US LNG exports flat week on week
The US federal government reported May 13 that 21 LNG tankers had left port in the week to May 12, virtually flat on the 22 in the week before. Total natural gas production inched higher.
The Energy Information Administration reported that of the 21 tankers, seven left the Sabine Pass terminal in Louisiana; four each left the Corpus Christi and Freeport facilities; three left from Cameron; two from Cove Point and one from Elba Island off the coast of Georgia.
Those 21 vessels left with a combined 74bn ft3 of LNG. There were 22 vessels filled with LNG that left US ports during the previous period ending May 5.

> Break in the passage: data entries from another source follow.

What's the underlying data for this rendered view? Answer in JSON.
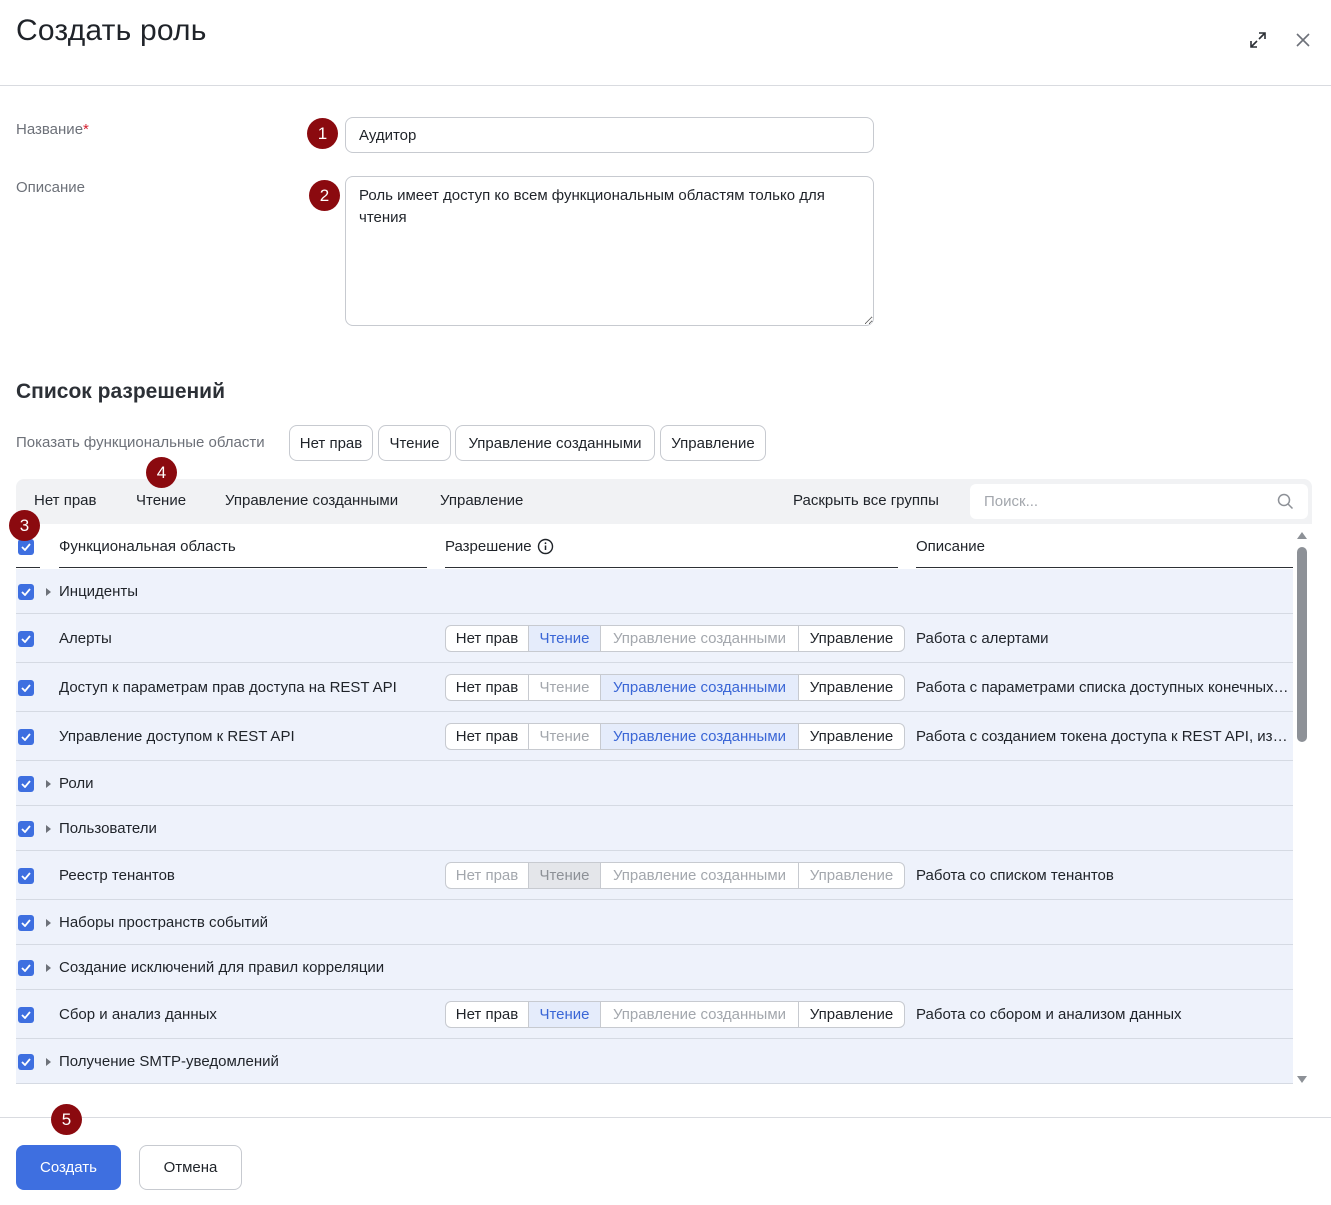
{
  "dialog": {
    "title": "Создать роль",
    "expand_icon": "expand-icon",
    "close_icon": "close-icon"
  },
  "form": {
    "name_label": "Название",
    "name_required_mark": "*",
    "name_value": "Аудитор",
    "description_label": "Описание",
    "description_value": "Роль имеет доступ ко всем функциональным областям только для чтения"
  },
  "markers": [
    "1",
    "2",
    "3",
    "4",
    "5"
  ],
  "permissions": {
    "title": "Список разрешений",
    "filter_label": "Показать функциональные области",
    "filter_chips": [
      "Нет прав",
      "Чтение",
      "Управление созданными",
      "Управление"
    ],
    "toolbar": {
      "bulk_actions": [
        "Нет прав",
        "Чтение",
        "Управление созданными",
        "Управление"
      ],
      "expand_all": "Раскрыть все группы",
      "search_placeholder": "Поиск..."
    },
    "columns": {
      "area": "Функциональная область",
      "permission": "Разрешение",
      "description": "Описание"
    },
    "levels": [
      "Нет прав",
      "Чтение",
      "Управление созданными",
      "Управление"
    ],
    "rows": [
      {
        "label": "Инциденты",
        "group": true,
        "checked": true
      },
      {
        "label": "Алерты",
        "group": false,
        "checked": true,
        "selected": "Чтение",
        "description": "Работа с алертами"
      },
      {
        "label": "Доступ к параметрам прав доступа на REST API",
        "group": false,
        "checked": true,
        "selected": "Управление созданными",
        "description": "Работа с параметрами списка доступных конечных точек"
      },
      {
        "label": "Управление доступом к REST API",
        "group": false,
        "checked": true,
        "selected": "Управление созданными",
        "description": "Работа с созданием токена доступа к REST API, изменением и удалением"
      },
      {
        "label": "Роли",
        "group": true,
        "checked": true
      },
      {
        "label": "Пользователи",
        "group": true,
        "checked": true
      },
      {
        "label": "Реестр тенантов",
        "group": false,
        "checked": true,
        "selected": "Чтение",
        "disabled": true,
        "description": "Работа со списком тенантов"
      },
      {
        "label": "Наборы пространств событий",
        "group": true,
        "checked": true
      },
      {
        "label": "Создание исключений для правил корреляции",
        "group": true,
        "checked": true
      },
      {
        "label": "Сбор и анализ данных",
        "group": false,
        "checked": true,
        "selected": "Чтение",
        "description": "Работа со сбором и анализом данных"
      },
      {
        "label": "Получение SMTP-уведомлений",
        "group": true,
        "checked": true
      }
    ]
  },
  "footer": {
    "create_label": "Создать",
    "cancel_label": "Отмена"
  },
  "colors": {
    "accent": "#3e6fe0",
    "marker": "#8b0a0f",
    "row_bg": "#eef2fb",
    "selected_bg": "#e5ecfb"
  }
}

In a recent monthly report, EIA said the lack of new export capacity means there will be no change in US LNG exports next year, forecasting an average of 9.2bn ft3/d both this year and next.

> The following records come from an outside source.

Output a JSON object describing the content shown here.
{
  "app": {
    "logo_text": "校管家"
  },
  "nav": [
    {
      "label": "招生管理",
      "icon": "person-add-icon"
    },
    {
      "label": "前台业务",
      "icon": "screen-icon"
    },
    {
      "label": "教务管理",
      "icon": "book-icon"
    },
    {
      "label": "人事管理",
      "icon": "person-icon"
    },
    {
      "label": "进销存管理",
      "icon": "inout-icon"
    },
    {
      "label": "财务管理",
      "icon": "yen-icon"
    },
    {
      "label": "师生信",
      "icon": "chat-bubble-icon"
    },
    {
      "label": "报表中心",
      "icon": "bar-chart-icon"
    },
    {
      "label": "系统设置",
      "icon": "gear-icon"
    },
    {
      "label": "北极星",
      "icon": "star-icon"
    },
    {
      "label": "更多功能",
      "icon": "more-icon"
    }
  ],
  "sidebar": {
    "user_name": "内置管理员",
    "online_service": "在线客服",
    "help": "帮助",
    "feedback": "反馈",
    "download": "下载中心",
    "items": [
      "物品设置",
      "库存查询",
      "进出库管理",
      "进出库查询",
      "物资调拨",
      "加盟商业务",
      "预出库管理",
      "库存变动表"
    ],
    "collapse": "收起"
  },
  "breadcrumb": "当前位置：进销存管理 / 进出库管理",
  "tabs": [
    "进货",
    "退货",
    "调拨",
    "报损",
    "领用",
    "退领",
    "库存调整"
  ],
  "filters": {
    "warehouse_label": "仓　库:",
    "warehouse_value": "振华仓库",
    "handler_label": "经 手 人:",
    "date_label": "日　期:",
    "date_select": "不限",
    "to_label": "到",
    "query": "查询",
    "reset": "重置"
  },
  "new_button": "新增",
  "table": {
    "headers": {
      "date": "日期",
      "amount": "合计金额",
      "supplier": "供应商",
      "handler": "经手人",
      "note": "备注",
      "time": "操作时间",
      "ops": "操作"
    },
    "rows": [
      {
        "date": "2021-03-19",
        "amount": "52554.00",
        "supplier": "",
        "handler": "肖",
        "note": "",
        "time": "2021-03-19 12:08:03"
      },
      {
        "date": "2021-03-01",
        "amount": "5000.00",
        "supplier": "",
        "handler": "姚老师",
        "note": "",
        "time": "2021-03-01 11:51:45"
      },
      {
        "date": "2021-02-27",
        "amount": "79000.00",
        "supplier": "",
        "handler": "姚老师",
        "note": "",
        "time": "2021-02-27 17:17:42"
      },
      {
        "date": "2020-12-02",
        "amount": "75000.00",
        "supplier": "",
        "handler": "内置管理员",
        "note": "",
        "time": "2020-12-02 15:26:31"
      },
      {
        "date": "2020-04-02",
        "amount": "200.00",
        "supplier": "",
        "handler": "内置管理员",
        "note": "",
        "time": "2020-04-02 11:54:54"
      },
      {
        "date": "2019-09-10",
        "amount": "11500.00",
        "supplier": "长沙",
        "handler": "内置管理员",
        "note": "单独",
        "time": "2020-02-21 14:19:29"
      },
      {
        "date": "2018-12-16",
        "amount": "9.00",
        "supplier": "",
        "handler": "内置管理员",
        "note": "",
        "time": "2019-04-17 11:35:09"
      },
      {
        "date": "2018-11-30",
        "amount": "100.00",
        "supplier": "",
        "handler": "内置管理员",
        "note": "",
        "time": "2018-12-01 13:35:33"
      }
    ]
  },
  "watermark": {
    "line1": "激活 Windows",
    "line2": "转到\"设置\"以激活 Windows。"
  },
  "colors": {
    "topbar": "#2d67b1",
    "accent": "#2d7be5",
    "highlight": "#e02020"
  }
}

Total US natural gas production is expected to average 91.1bn ft3/d this year, a 0.3% decline from last year, but increase to 93.1bn ft3/d in 2021. The decline for this year is largely a result of the impact that cold February weather had on production centres in Texas. The expected increase in production next year is a reflection of higher commodity prices relative to 2020.

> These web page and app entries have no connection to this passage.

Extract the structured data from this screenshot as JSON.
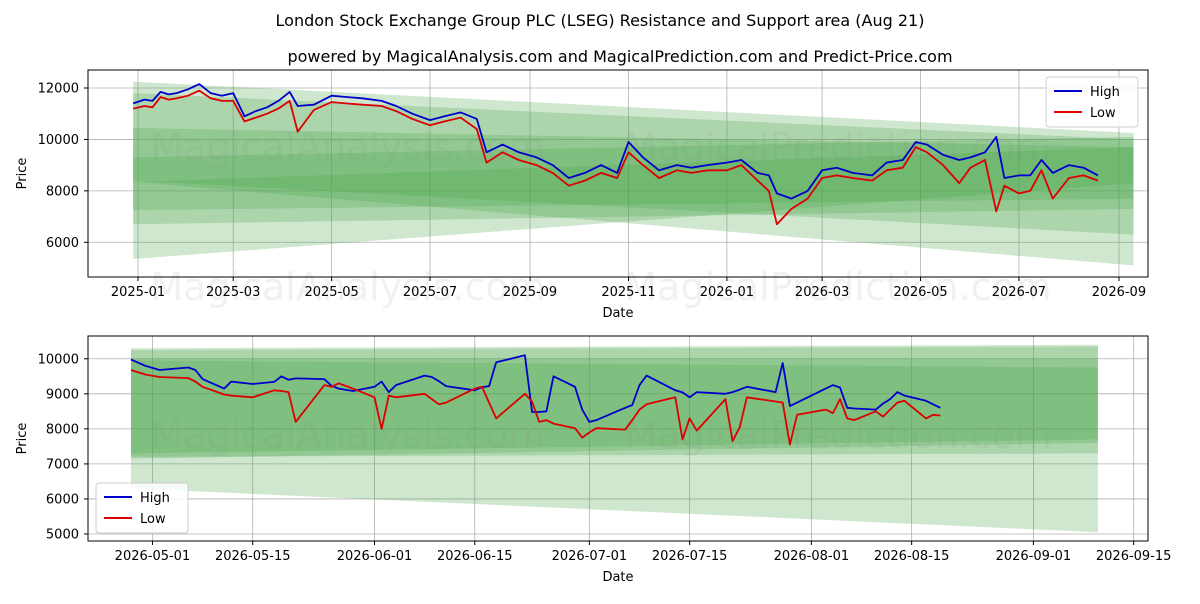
{
  "title": "London Stock Exchange Group PLC (LSEG) Resistance and Support area (Aug 21)",
  "subtitle": "powered by MagicalAnalysis.com and MagicalPrediction.com and Predict-Price.com",
  "watermarks": [
    "MagicalAnalysis.com",
    "MagicalPrediction.com"
  ],
  "colors": {
    "high": "#0000cc",
    "low": "#dd0000",
    "band": "#4ca64c",
    "grid": "#b0b0b0"
  },
  "chart_data": [
    {
      "type": "line",
      "xlabel": "Date",
      "ylabel": "Price",
      "xlim": [
        "2024-12-01",
        "2026-09-19"
      ],
      "ylim": [
        4650,
        12700
      ],
      "x_ticks": [
        "2025-01",
        "2025-03",
        "2025-05",
        "2025-07",
        "2025-09",
        "2025-11",
        "2026-01",
        "2026-03",
        "2026-05",
        "2026-07",
        "2026-09"
      ],
      "y_ticks": [
        6000,
        8000,
        10000,
        12000
      ],
      "grid": true,
      "legend": "top-right",
      "bands": [
        {
          "x": [
            "2024-12-29",
            "2026-09-10"
          ],
          "upper": [
            12250,
            10250
          ],
          "lower": [
            8350,
            5100
          ]
        },
        {
          "x": [
            "2024-12-29",
            "2026-09-10"
          ],
          "upper": [
            11800,
            10000
          ],
          "lower": [
            8400,
            6300
          ]
        },
        {
          "x": [
            "2024-12-29",
            "2026-09-10"
          ],
          "upper": [
            10450,
            9700
          ],
          "lower": [
            5350,
            8300
          ]
        },
        {
          "x": [
            "2024-12-29",
            "2026-09-10"
          ],
          "upper": [
            9300,
            10100
          ],
          "lower": [
            6700,
            7300
          ]
        },
        {
          "x": [
            "2024-12-29",
            "2026-09-10"
          ],
          "upper": [
            8350,
            9700
          ],
          "lower": [
            7250,
            7700
          ]
        }
      ],
      "series": [
        {
          "name": "High",
          "x": [
            "2024-12-29",
            "2025-01-05",
            "2025-01-10",
            "2025-01-15",
            "2025-01-20",
            "2025-01-25",
            "2025-02-01",
            "2025-02-08",
            "2025-02-15",
            "2025-02-22",
            "2025-03-01",
            "2025-03-08",
            "2025-03-15",
            "2025-03-22",
            "2025-03-29",
            "2025-04-05",
            "2025-04-10",
            "2025-04-20",
            "2025-05-01",
            "2025-05-10",
            "2025-05-20",
            "2025-06-01",
            "2025-06-10",
            "2025-06-20",
            "2025-07-01",
            "2025-07-10",
            "2025-07-20",
            "2025-07-30",
            "2025-08-05",
            "2025-08-15",
            "2025-08-25",
            "2025-09-05",
            "2025-09-15",
            "2025-09-25",
            "2025-10-05",
            "2025-10-15",
            "2025-10-25",
            "2025-11-01",
            "2025-11-10",
            "2025-11-20",
            "2025-12-01",
            "2025-12-10",
            "2025-12-20",
            "2026-01-01",
            "2026-01-10",
            "2026-01-20",
            "2026-01-27",
            "2026-02-01",
            "2026-02-10",
            "2026-02-20",
            "2026-03-01",
            "2026-03-10",
            "2026-03-20",
            "2026-04-01",
            "2026-04-10",
            "2026-04-20",
            "2026-04-28",
            "2026-05-05",
            "2026-05-15",
            "2026-05-25",
            "2026-06-01",
            "2026-06-10",
            "2026-06-17",
            "2026-06-22",
            "2026-07-01",
            "2026-07-08",
            "2026-07-15",
            "2026-07-22",
            "2026-08-01",
            "2026-08-10",
            "2026-08-19"
          ],
          "y": [
            11400,
            11550,
            11500,
            11850,
            11750,
            11800,
            11950,
            12150,
            11800,
            11700,
            11800,
            10900,
            11100,
            11250,
            11500,
            11850,
            11300,
            11350,
            11700,
            11650,
            11600,
            11500,
            11300,
            11000,
            10750,
            10900,
            11050,
            10800,
            9500,
            9800,
            9500,
            9300,
            9000,
            8500,
            8700,
            9000,
            8700,
            9900,
            9300,
            8800,
            9000,
            8900,
            9000,
            9100,
            9200,
            8700,
            8600,
            7900,
            7700,
            8000,
            8800,
            8900,
            8700,
            8600,
            9100,
            9200,
            9900,
            9800,
            9400,
            9200,
            9300,
            9500,
            10100,
            8500,
            8600,
            8600,
            9200,
            8700,
            9000,
            8900,
            8600
          ]
        },
        {
          "name": "Low",
          "x": [
            "2024-12-29",
            "2025-01-05",
            "2025-01-10",
            "2025-01-15",
            "2025-01-20",
            "2025-01-25",
            "2025-02-01",
            "2025-02-08",
            "2025-02-15",
            "2025-02-22",
            "2025-03-01",
            "2025-03-08",
            "2025-03-15",
            "2025-03-22",
            "2025-03-29",
            "2025-04-05",
            "2025-04-10",
            "2025-04-20",
            "2025-05-01",
            "2025-05-10",
            "2025-05-20",
            "2025-06-01",
            "2025-06-10",
            "2025-06-20",
            "2025-07-01",
            "2025-07-10",
            "2025-07-20",
            "2025-07-30",
            "2025-08-05",
            "2025-08-15",
            "2025-08-25",
            "2025-09-05",
            "2025-09-15",
            "2025-09-25",
            "2025-10-05",
            "2025-10-15",
            "2025-10-25",
            "2025-11-01",
            "2025-11-10",
            "2025-11-20",
            "2025-12-01",
            "2025-12-10",
            "2025-12-20",
            "2026-01-01",
            "2026-01-10",
            "2026-01-20",
            "2026-01-27",
            "2026-02-01",
            "2026-02-10",
            "2026-02-20",
            "2026-03-01",
            "2026-03-10",
            "2026-03-20",
            "2026-04-01",
            "2026-04-10",
            "2026-04-20",
            "2026-04-28",
            "2026-05-05",
            "2026-05-15",
            "2026-05-25",
            "2026-06-01",
            "2026-06-10",
            "2026-06-17",
            "2026-06-22",
            "2026-07-01",
            "2026-07-08",
            "2026-07-15",
            "2026-07-22",
            "2026-08-01",
            "2026-08-10",
            "2026-08-19"
          ],
          "y": [
            11200,
            11300,
            11250,
            11650,
            11550,
            11600,
            11700,
            11900,
            11600,
            11500,
            11500,
            10700,
            10850,
            11000,
            11200,
            11500,
            10300,
            11150,
            11450,
            11400,
            11350,
            11300,
            11100,
            10800,
            10550,
            10700,
            10850,
            10400,
            9100,
            9500,
            9200,
            9000,
            8700,
            8200,
            8400,
            8700,
            8500,
            9500,
            9000,
            8500,
            8800,
            8700,
            8800,
            8800,
            9000,
            8400,
            8000,
            6700,
            7300,
            7700,
            8500,
            8600,
            8500,
            8400,
            8800,
            8900,
            9700,
            9500,
            9000,
            8300,
            8900,
            9200,
            7200,
            8200,
            7900,
            8000,
            8800,
            7700,
            8500,
            8600,
            8400
          ]
        }
      ]
    },
    {
      "type": "line",
      "xlabel": "Date",
      "ylabel": "Price",
      "xlim": [
        "2026-04-22",
        "2026-09-17"
      ],
      "ylim": [
        4800,
        10650
      ],
      "x_ticks": [
        "2026-05-01",
        "2026-05-15",
        "2026-06-01",
        "2026-06-15",
        "2026-07-01",
        "2026-07-15",
        "2026-08-01",
        "2026-08-15",
        "2026-09-01",
        "2026-09-15"
      ],
      "y_ticks": [
        5000,
        6000,
        7000,
        8000,
        9000,
        10000
      ],
      "grid": true,
      "legend": "bottom-left",
      "bands": [
        {
          "x": [
            "2026-04-28",
            "2026-09-10"
          ],
          "upper": [
            10300,
            10400
          ],
          "lower": [
            6300,
            5050
          ]
        },
        {
          "x": [
            "2026-04-28",
            "2026-09-10"
          ],
          "upper": [
            10250,
            10350
          ],
          "lower": [
            7200,
            7300
          ]
        },
        {
          "x": [
            "2026-04-28",
            "2026-09-10"
          ],
          "upper": [
            10000,
            10000
          ],
          "lower": [
            7150,
            7600
          ]
        },
        {
          "x": [
            "2026-04-28",
            "2026-09-10"
          ],
          "upper": [
            9950,
            9750
          ],
          "lower": [
            7300,
            7700
          ]
        }
      ],
      "series": [
        {
          "name": "High",
          "x": [
            "2026-04-28",
            "2026-04-30",
            "2026-05-02",
            "2026-05-06",
            "2026-05-07",
            "2026-05-08",
            "2026-05-11",
            "2026-05-12",
            "2026-05-15",
            "2026-05-18",
            "2026-05-19",
            "2026-05-20",
            "2026-05-21",
            "2026-05-25",
            "2026-05-26",
            "2026-05-27",
            "2026-05-29",
            "2026-06-01",
            "2026-06-02",
            "2026-06-03",
            "2026-06-04",
            "2026-06-08",
            "2026-06-09",
            "2026-06-10",
            "2026-06-11",
            "2026-06-15",
            "2026-06-16",
            "2026-06-17",
            "2026-06-18",
            "2026-06-22",
            "2026-06-23",
            "2026-06-24",
            "2026-06-25",
            "2026-06-26",
            "2026-06-29",
            "2026-06-30",
            "2026-07-01",
            "2026-07-02",
            "2026-07-06",
            "2026-07-07",
            "2026-07-08",
            "2026-07-09",
            "2026-07-13",
            "2026-07-14",
            "2026-07-15",
            "2026-07-16",
            "2026-07-20",
            "2026-07-21",
            "2026-07-22",
            "2026-07-23",
            "2026-07-27",
            "2026-07-28",
            "2026-07-29",
            "2026-07-30",
            "2026-08-03",
            "2026-08-04",
            "2026-08-05",
            "2026-08-06",
            "2026-08-07",
            "2026-08-10",
            "2026-08-11",
            "2026-08-12",
            "2026-08-13",
            "2026-08-14",
            "2026-08-17",
            "2026-08-18",
            "2026-08-19"
          ],
          "y": [
            9980,
            9800,
            9680,
            9750,
            9680,
            9420,
            9150,
            9350,
            9280,
            9340,
            9500,
            9400,
            9440,
            9420,
            9230,
            9150,
            9080,
            9200,
            9350,
            9050,
            9250,
            9520,
            9480,
            9360,
            9220,
            9100,
            9190,
            9220,
            9900,
            10100,
            8480,
            8480,
            8500,
            9500,
            9200,
            8550,
            8200,
            8250,
            8600,
            8680,
            9250,
            9520,
            9100,
            9040,
            8900,
            9050,
            9000,
            9050,
            9120,
            9200,
            9050,
            9880,
            8650,
            8750,
            9150,
            9250,
            9180,
            8600,
            8580,
            8550,
            8720,
            8850,
            9050,
            8950,
            8800,
            8700,
            8600
          ]
        },
        {
          "name": "Low",
          "x": [
            "2026-04-28",
            "2026-04-30",
            "2026-05-02",
            "2026-05-06",
            "2026-05-07",
            "2026-05-08",
            "2026-05-11",
            "2026-05-12",
            "2026-05-15",
            "2026-05-18",
            "2026-05-19",
            "2026-05-20",
            "2026-05-21",
            "2026-05-25",
            "2026-05-26",
            "2026-05-27",
            "2026-05-29",
            "2026-06-01",
            "2026-06-02",
            "2026-06-03",
            "2026-06-04",
            "2026-06-08",
            "2026-06-09",
            "2026-06-10",
            "2026-06-11",
            "2026-06-15",
            "2026-06-16",
            "2026-06-17",
            "2026-06-18",
            "2026-06-22",
            "2026-06-23",
            "2026-06-24",
            "2026-06-25",
            "2026-06-26",
            "2026-06-29",
            "2026-06-30",
            "2026-07-01",
            "2026-07-02",
            "2026-07-06",
            "2026-07-07",
            "2026-07-08",
            "2026-07-09",
            "2026-07-13",
            "2026-07-14",
            "2026-07-15",
            "2026-07-16",
            "2026-07-20",
            "2026-07-21",
            "2026-07-22",
            "2026-07-23",
            "2026-07-27",
            "2026-07-28",
            "2026-07-29",
            "2026-07-30",
            "2026-08-03",
            "2026-08-04",
            "2026-08-05",
            "2026-08-06",
            "2026-08-07",
            "2026-08-10",
            "2026-08-11",
            "2026-08-12",
            "2026-08-13",
            "2026-08-14",
            "2026-08-17",
            "2026-08-18",
            "2026-08-19"
          ],
          "y": [
            9680,
            9550,
            9480,
            9450,
            9350,
            9200,
            8980,
            8950,
            8900,
            9100,
            9080,
            9050,
            8200,
            9250,
            9200,
            9300,
            9150,
            8900,
            8000,
            8950,
            8900,
            9000,
            8850,
            8700,
            8750,
            9150,
            9200,
            8750,
            8300,
            9000,
            8780,
            8200,
            8250,
            8150,
            8020,
            7750,
            7900,
            8020,
            7980,
            8250,
            8550,
            8700,
            8900,
            7700,
            8300,
            7950,
            8850,
            7650,
            8050,
            8900,
            8780,
            8750,
            7550,
            8400,
            8550,
            8450,
            8850,
            8300,
            8250,
            8500,
            8350,
            8550,
            8750,
            8800,
            8300,
            8400,
            8380
          ]
        }
      ]
    }
  ]
}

For the period ending May 12, the EIA, using data from IHS Markit, reported natural gas production averaged 91.8bn ft3/d, a 3.6% increase from the same period last year and a 0.2% increase from last week.